My obsession with simplicity continues today with another edition of a series we’re calling “Simple Technique, Stunning Results.”

The first article in the series showed you how the gorgeous still life photo ‘Rose’ was captured. Today we’ll reveal the simple secrets behind Stefan Beutler‘s photo “Fragile,” one of the most popular portraits uploaded to 500px this week.

Curious how this stunning shot was shot and processed? Wonder no more, we’ve got the scoop.

fragile by Stefan Beutler on

Where the rose photo was captured with gear any amateur might have lying around or could easily afford, Fragile was most certainly not. Shot on a Canon 1Dx with an EF 85mm f/1.2L lens attached, this photo was not cheap to shoot.
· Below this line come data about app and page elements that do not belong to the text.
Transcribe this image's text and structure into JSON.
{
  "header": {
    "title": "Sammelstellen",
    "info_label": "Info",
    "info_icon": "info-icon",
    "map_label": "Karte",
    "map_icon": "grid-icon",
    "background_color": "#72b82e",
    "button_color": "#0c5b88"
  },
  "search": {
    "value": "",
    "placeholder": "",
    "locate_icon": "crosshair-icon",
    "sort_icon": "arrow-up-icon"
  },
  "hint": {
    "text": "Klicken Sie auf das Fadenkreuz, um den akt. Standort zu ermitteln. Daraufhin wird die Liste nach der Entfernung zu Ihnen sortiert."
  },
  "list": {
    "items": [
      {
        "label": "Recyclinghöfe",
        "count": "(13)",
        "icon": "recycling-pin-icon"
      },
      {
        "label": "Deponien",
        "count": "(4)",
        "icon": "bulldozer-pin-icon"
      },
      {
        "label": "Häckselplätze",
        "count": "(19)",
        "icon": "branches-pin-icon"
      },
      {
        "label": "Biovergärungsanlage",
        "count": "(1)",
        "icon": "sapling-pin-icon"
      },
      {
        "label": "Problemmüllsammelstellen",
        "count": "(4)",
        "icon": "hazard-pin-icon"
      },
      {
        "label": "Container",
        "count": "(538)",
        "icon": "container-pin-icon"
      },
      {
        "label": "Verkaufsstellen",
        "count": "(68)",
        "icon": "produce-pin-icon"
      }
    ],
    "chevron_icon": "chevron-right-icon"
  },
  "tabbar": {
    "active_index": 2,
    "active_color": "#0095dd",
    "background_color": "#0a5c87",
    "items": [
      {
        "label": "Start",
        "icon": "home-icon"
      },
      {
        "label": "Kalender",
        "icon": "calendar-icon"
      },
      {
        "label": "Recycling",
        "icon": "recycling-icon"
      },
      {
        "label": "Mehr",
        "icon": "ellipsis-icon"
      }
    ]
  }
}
It was, however, very simple from a technique standpoint… and there is cheaper gear you could substitute if you’re not the proud owner of this particular $4,600 camera and $2,000 lens.

Capturing the SOOC image (below, already cropped to square) was pretty simple. No flash was used, just a reflector. The wind helped with the hair, and the depth of field is the result of a wide-open aperture.

The picture was taken in my balcony doorway, with a reflector to get some more light on her face (a heater did a great job keeping us warm, since it was about 2°C outside). The sky was overcast and I used grey paper for the background.

During my conversation with Sophie, I saw her hair flying in the wind from the heater. This was my picture 🙂

As usual, the aperture was open. Focus on the eye.


From there, the rest was post processing to bring out the model’s freckles and add a bit more drama to the shot. Here’s how Stefan described the steps he took, complete with Screenshots to help you better understand exactly what he did in Photoshop:

First, I cropped the image to a square. Then I pushed the freckles by adding a Black & White adjustment layer and selecting the “High Contrast Blue Filter”, set to blend mode “Multiply” with an opacity of about 60%. Then I added a Curves adjustment layer to make the photo brighter.

And that was it! I repeated those steps one more time and then I was finished. Nothing more to do 🙂

1. Crop


2. Add B&W Adjustment layer, select “High Contrast Blue Filter” from the dropdown.


3. Set Blend mode to Multiply, set opacity around 60%.


4. Add Curves adjustment layer, lighten the image by pulling the curve up.


5. Rinse and Repeat as needed


Here it is from start to finish—SOOC to post-processed final image:

We were totally blown away by this portrait and how simple it was to capture and process. Sure, it wasn’t cheap to shoot, but it could have been—a Canon rebel and cheap 50mm f/1.8 would have done a comparably good job, and a prosumer Canon like the old 60D with the 50mm f/1.4 certainly could come close.

Stay tuned for more “Simple Technique, Stunning Results” posts, and if you want to see more of Stefan’s beautiful work, please follow him on 500px, visit his website, or go show him some love on Facebook and Google+.